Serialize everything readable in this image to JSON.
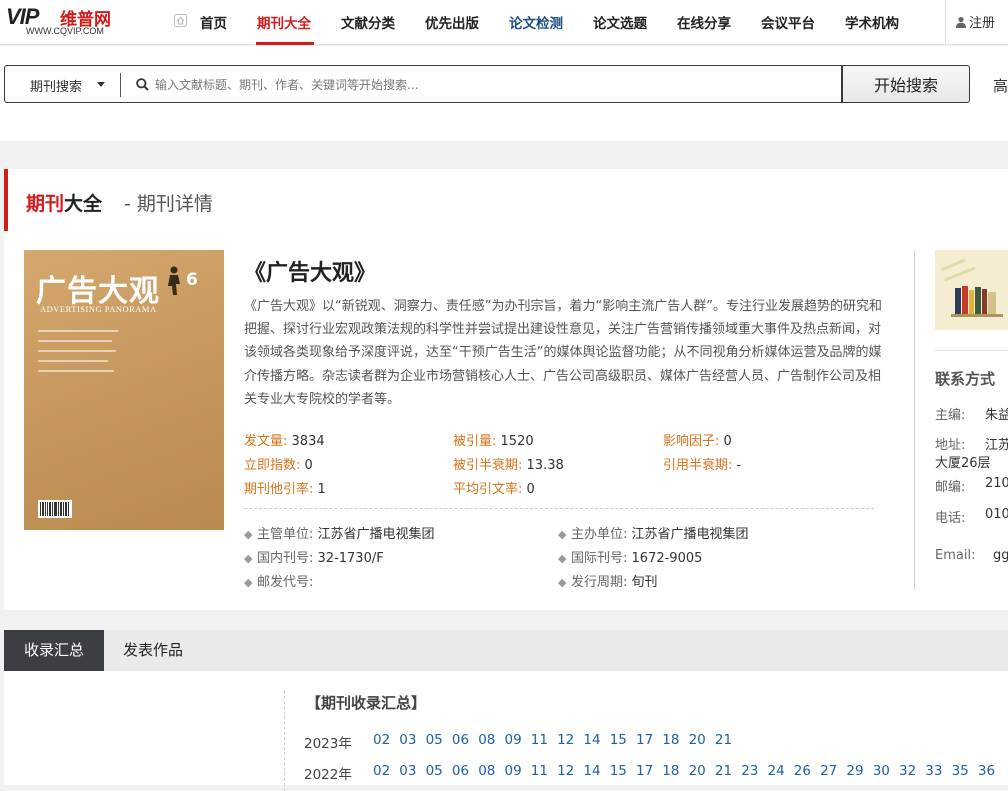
{
  "nav": {
    "logo_vip": "VIP",
    "logo_cn": "维普网",
    "logo_url": "WWW.CQVIP.COM",
    "items": [
      "首页",
      "期刊大全",
      "文献分类",
      "优先出版",
      "论文检测",
      "论文选题",
      "在线分享",
      "会议平台",
      "学术机构"
    ],
    "register": "注册"
  },
  "search": {
    "type_label": "期刊搜索",
    "placeholder": "输入文献标题、期刊、作者、关键词等开始搜索...",
    "button_label": "开始搜索",
    "advanced_label": "高"
  },
  "page": {
    "title_red": "期刊",
    "title_black": "大全",
    "subtitle": "- 期刊详情"
  },
  "cover": {
    "title": "广告大观",
    "en": "ADVERTISING PANORAMA",
    "issue": "6"
  },
  "magazine": {
    "title": "《广告大观》",
    "description": "《广告大观》以“新锐观、洞察力、责任感”为办刊宗旨，着力“影响主流广告人群”。专注行业发展趋势的研究和把握、探讨行业宏观政策法规的科学性并尝试提出建设性意见，关注广告营销传播领域重大事件及热点新闻，对该领域各类现象给予深度评说，达至“干预广告生活”的媒体舆论监督功能；从不同视角分析媒体运营及品牌的媒介传播方略。杂志读者群为企业市场营销核心人士、广告公司高级职员、媒体广告经营人员、广告制作公司及相关专业大专院校的学者等。"
  },
  "stats": [
    {
      "label": "发文量:",
      "value": "3834"
    },
    {
      "label": "被引量:",
      "value": "1520"
    },
    {
      "label": "影响因子:",
      "value": "0"
    },
    {
      "label": "立即指数:",
      "value": "0"
    },
    {
      "label": "被引半衰期:",
      "value": "13.38"
    },
    {
      "label": "引用半衰期:",
      "value": "-"
    },
    {
      "label": "期刊他引率:",
      "value": "1"
    },
    {
      "label": "平均引文率:",
      "value": "0"
    }
  ],
  "info": [
    {
      "label": "主管单位:",
      "value": "江苏省广播电视集团"
    },
    {
      "label": "主办单位:",
      "value": "江苏省广播电视集团"
    },
    {
      "label": "国内刊号:",
      "value": "32-1730/F"
    },
    {
      "label": "国际刊号:",
      "value": "1672-9005"
    },
    {
      "label": "邮发代号:",
      "value": ""
    },
    {
      "label": "发行周期:",
      "value": "旬刊"
    }
  ],
  "contact": {
    "title": "联系方式",
    "rows": [
      {
        "label": "主编:",
        "value": "朱益"
      },
      {
        "label": "地址:",
        "value": "江苏"
      },
      {
        "label": "",
        "value": "大厦26层"
      },
      {
        "label": "邮编:",
        "value": "210"
      },
      {
        "label": "电话:",
        "value": "010"
      },
      {
        "label": "Email:",
        "value": "gg"
      }
    ]
  },
  "tabs": [
    "收录汇总",
    "发表作品"
  ],
  "summary": {
    "title": "【期刊收录汇总】",
    "years": [
      {
        "year": "2023年",
        "issues": [
          "02",
          "03",
          "05",
          "06",
          "08",
          "09",
          "11",
          "12",
          "14",
          "15",
          "17",
          "18",
          "20",
          "21"
        ]
      },
      {
        "year": "2022年",
        "issues": [
          "02",
          "03",
          "05",
          "06",
          "08",
          "09",
          "11",
          "12",
          "14",
          "15",
          "17",
          "18",
          "20",
          "21",
          "23",
          "24",
          "26",
          "27",
          "29",
          "30",
          "32",
          "33",
          "35",
          "36"
        ]
      }
    ]
  },
  "colors": {
    "brand_red": "#d51a1a",
    "stat_label": "#d9731a",
    "link_blue": "#1f5fa6",
    "tab_active_bg": "#3b3f44"
  },
  "icons": [
    "home-icon",
    "user-icon",
    "chevron-down-icon",
    "search-icon",
    "diamond-icon",
    "books-icon"
  ]
}
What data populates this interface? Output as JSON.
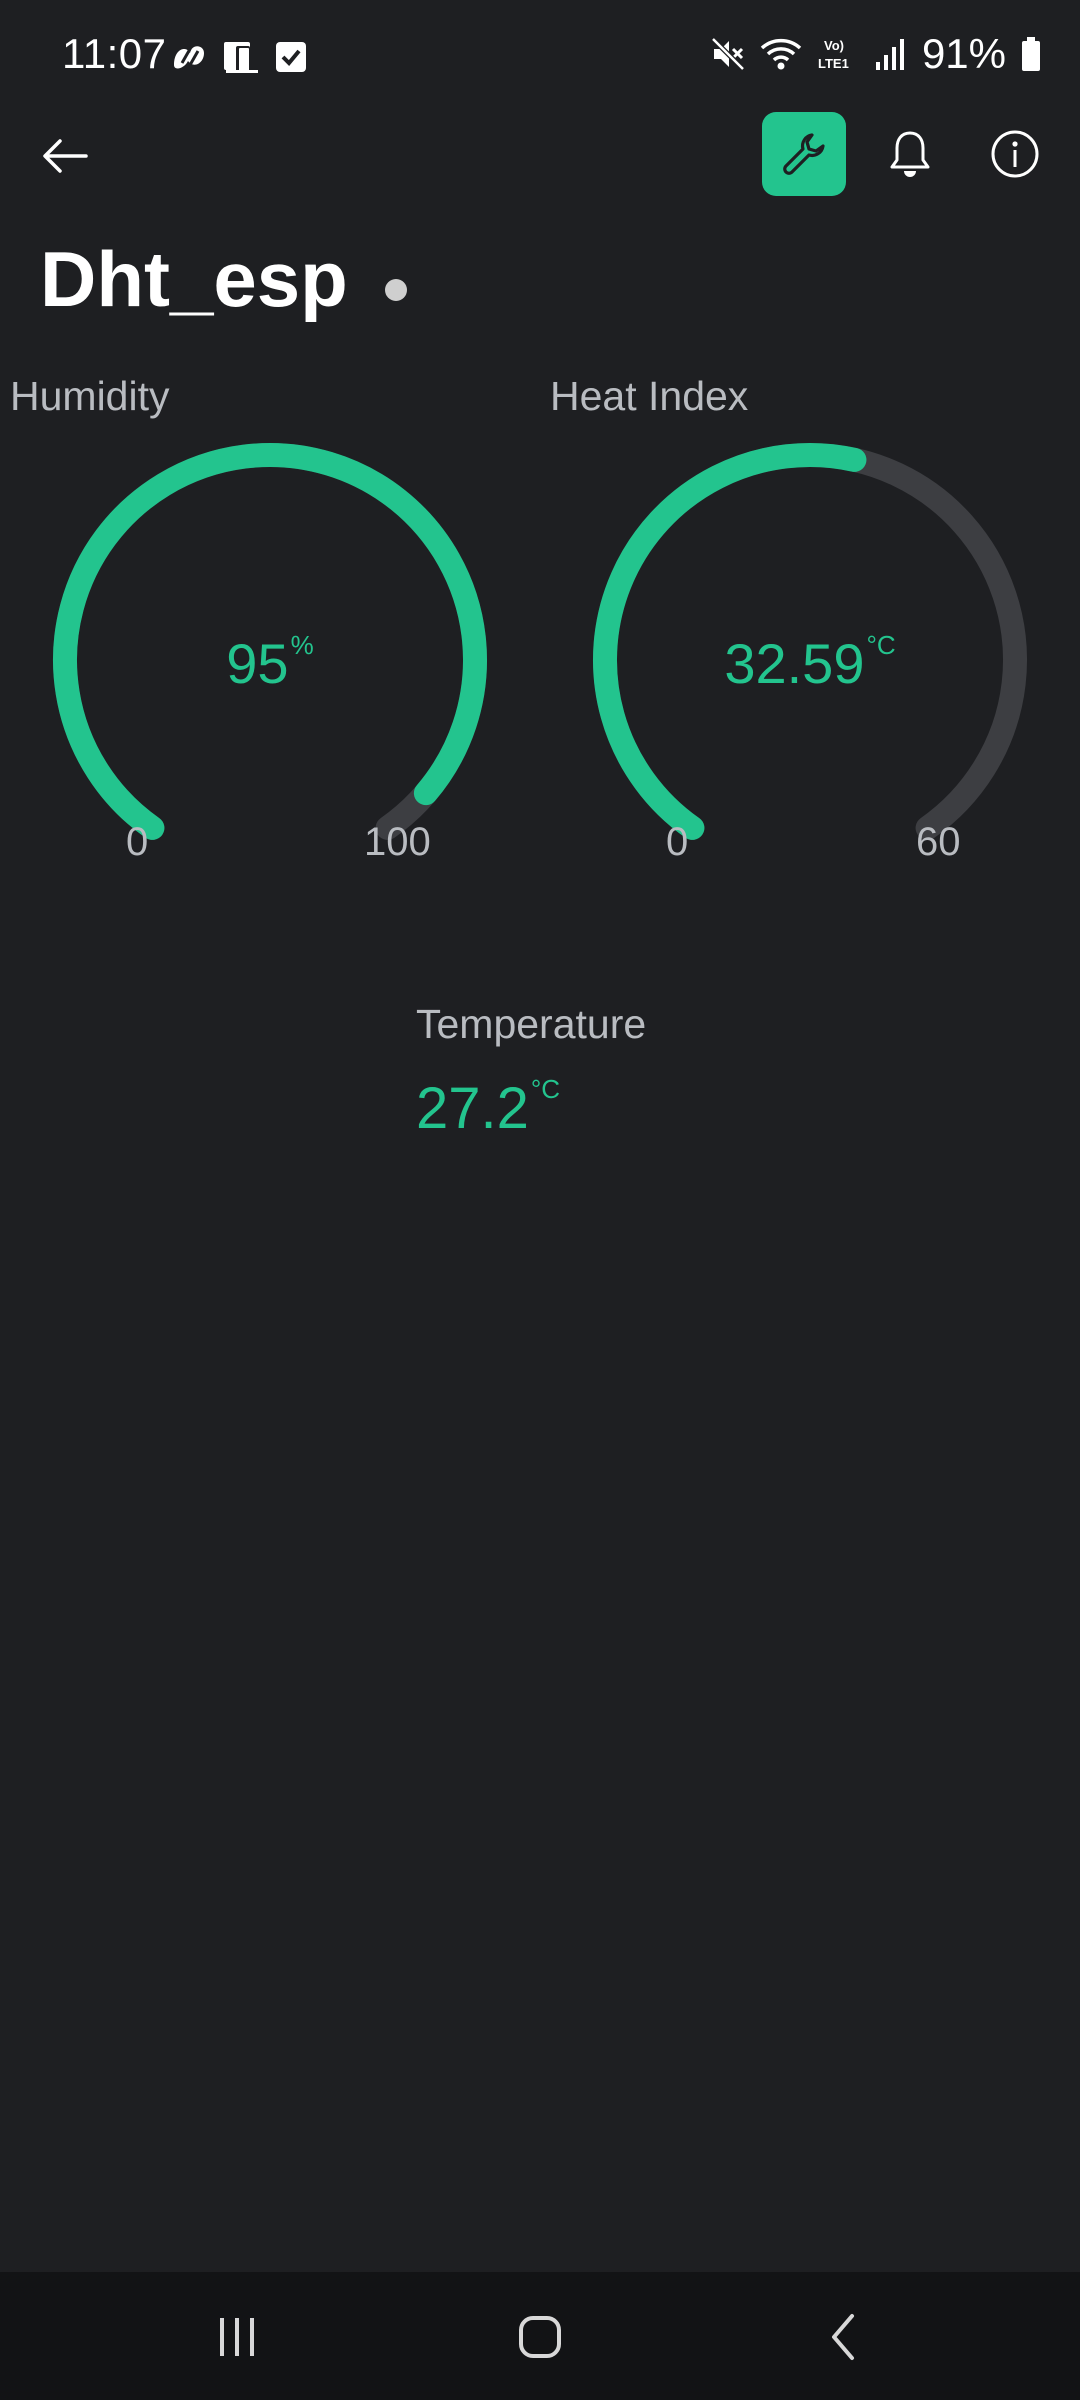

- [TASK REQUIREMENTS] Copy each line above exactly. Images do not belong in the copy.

- [ANSWER FOR THIS EXERCISE]
Serialize everything readable in this image to JSON.
{
  "nav": {
    "logo_vip": "VIP",
    "logo_cn": "维普网",
    "logo_url": "WWW.CQVIP.COM",
    "items": [
      "首页",
      "期刊大全",
      "文献分类",
      "优先出版",
      "论文检测",
      "论文选题",
      "在线分享",
      "会议平台",
      "学术机构"
    ],
    "register": "注册"
  },
  "search": {
    "type_label": "期刊搜索",
    "placeholder": "输入文献标题、期刊、作者、关键词等开始搜索...",
    "button_label": "开始搜索",
    "advanced_label": "高"
  },
  "page": {
    "title_red": "期刊",
    "title_black": "大全",
    "subtitle": "- 期刊详情"
  },
  "cover": {
    "title": "广告大观",
    "en": "ADVERTISING PANORAMA",
    "issue": "6"
  },
  "magazine": {
    "title": "《广告大观》",
    "description": "《广告大观》以“新锐观、洞察力、责任感”为办刊宗旨，着力“影响主流广告人群”。专注行业发展趋势的研究和把握、探讨行业宏观政策法规的科学性并尝试提出建设性意见，关注广告营销传播领域重大事件及热点新闻，对该领域各类现象给予深度评说，达至“干预广告生活”的媒体舆论监督功能；从不同视角分析媒体运营及品牌的媒介传播方略。杂志读者群为企业市场营销核心人士、广告公司高级职员、媒体广告经营人员、广告制作公司及相关专业大专院校的学者等。"
  },
  "stats": [
    {
      "label": "发文量:",
      "value": "3834"
    },
    {
      "label": "被引量:",
      "value": "1520"
    },
    {
      "label": "影响因子:",
      "value": "0"
    },
    {
      "label": "立即指数:",
      "value": "0"
    },
    {
      "label": "被引半衰期:",
      "value": "13.38"
    },
    {
      "label": "引用半衰期:",
      "value": "-"
    },
    {
      "label": "期刊他引率:",
      "value": "1"
    },
    {
      "label": "平均引文率:",
      "value": "0"
    }
  ],
  "info": [
    {
      "label": "主管单位:",
      "value": "江苏省广播电视集团"
    },
    {
      "label": "主办单位:",
      "value": "江苏省广播电视集团"
    },
    {
      "label": "国内刊号:",
      "value": "32-1730/F"
    },
    {
      "label": "国际刊号:",
      "value": "1672-9005"
    },
    {
      "label": "邮发代号:",
      "value": ""
    },
    {
      "label": "发行周期:",
      "value": "旬刊"
    }
  ],
  "contact": {
    "title": "联系方式",
    "rows": [
      {
        "label": "主编:",
        "value": "朱益"
      },
      {
        "label": "地址:",
        "value": "江苏"
      },
      {
        "label": "",
        "value": "大厦26层"
      },
      {
        "label": "邮编:",
        "value": "210"
      },
      {
        "label": "电话:",
        "value": "010"
      },
      {
        "label": "Email:",
        "value": "gg"
      }
    ]
  },
  "tabs": [
    "收录汇总",
    "发表作品"
  ],
  "summary": {
    "title": "【期刊收录汇总】",
    "years": [
      {
        "year": "2023年",
        "issues": [
          "02",
          "03",
          "05",
          "06",
          "08",
          "09",
          "11",
          "12",
          "14",
          "15",
          "17",
          "18",
          "20",
          "21"
        ]
      },
      {
        "year": "2022年",
        "issues": [
          "02",
          "03",
          "05",
          "06",
          "08",
          "09",
          "11",
          "12",
          "14",
          "15",
          "17",
          "18",
          "20",
          "21",
          "23",
          "24",
          "26",
          "27",
          "29",
          "30",
          "32",
          "33",
          "35",
          "36"
        ]
      }
    ]
  },
  "colors": {
    "brand_red": "#d51a1a",
    "stat_label": "#d9731a",
    "link_blue": "#1f5fa6",
    "tab_active_bg": "#3b3f44"
  },
  "icons": [
    "home-icon",
    "user-icon",
    "chevron-down-icon",
    "search-icon",
    "diamond-icon",
    "books-icon"
  ]
}
What data populates this interface? Output as JSON.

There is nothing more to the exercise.